Summary: 2005 Special issue
Robust self-localisation and navigation based on hippocampal place cells
Thomas Stro¨sslin *, Denis Sheynikhovich, Ricardo Chavarriaga, Wulfram Gerstner
Laboratory of Computational Neuroscience, Brain and Mind Centre, EPFL, 1015 Lausanne, Switzerland
A computational model of the hippocampal function in spatial learning is presented. A spatial representation is incrementally acquired during
exploration. Visual and self-motion information is fed into a network of rate-coded neurons. A consistent and stable place code emerges by
unsupervised Hebbian learning between place- and head direction cells. Based on this representation, goal-oriented navigation is learnt by
applying a reward-based learning mechanism between the hippocampus and nucleus accumbens. The model, validated on a real and simulated
robot, successfully localises itself by recalibrating its path integrator using visual input. A navigation map is learnt after about 20 trials,
comparable to rats in the water maze. In contrast to previous works, this system processes realistic visual input. No compass is needed for

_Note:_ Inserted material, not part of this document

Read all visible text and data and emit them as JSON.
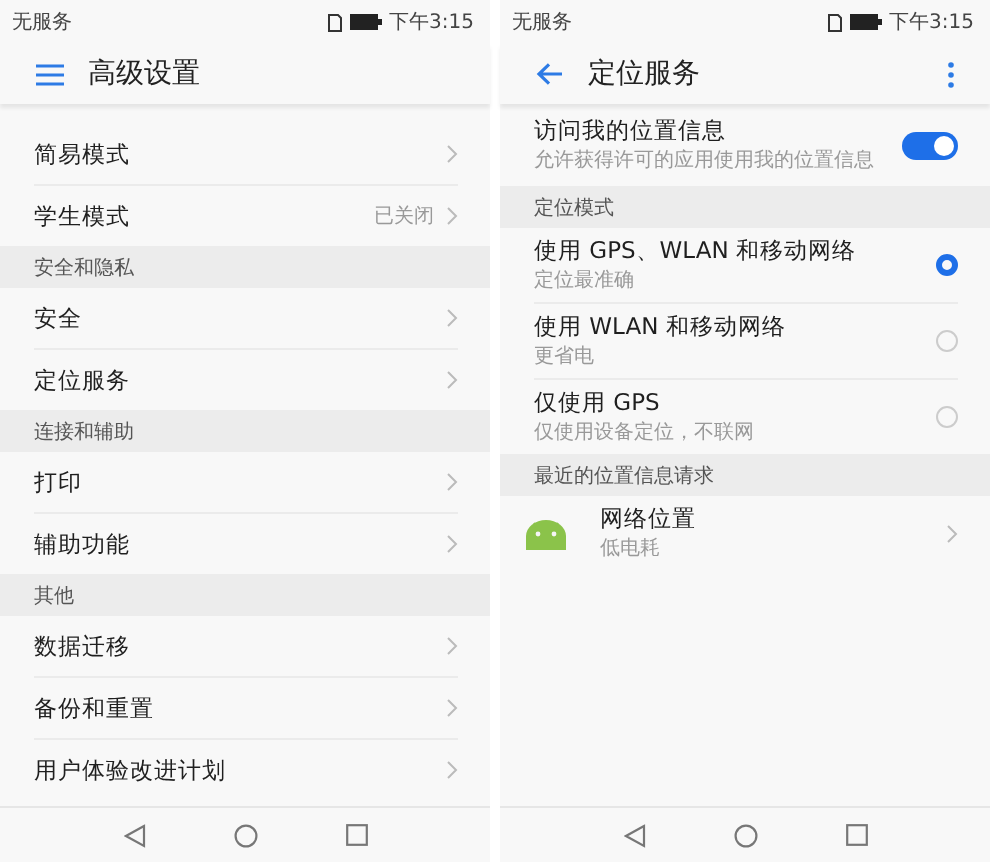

localisation and the reward-based learning mechanism extends discrete navigation models to continuous space. The model reproduces
experimental findings and suggests several neurophysiological and behavioural predictions in the rat.
q 2005 Elsevier Ltd. All rights reserved.
Keywords: Spatial learning model; Hippocampus; Place cells; Head direction cells; Path integration; Calibration and drift removal; Nucleus accumbens;
Reinforcement learning in continuous space
The striking discovery of place cells in the rat
hippocampus (O'Keefe & Dostrovsky, 1971) has triggered
a wave of interest on spatial learning that holds until today.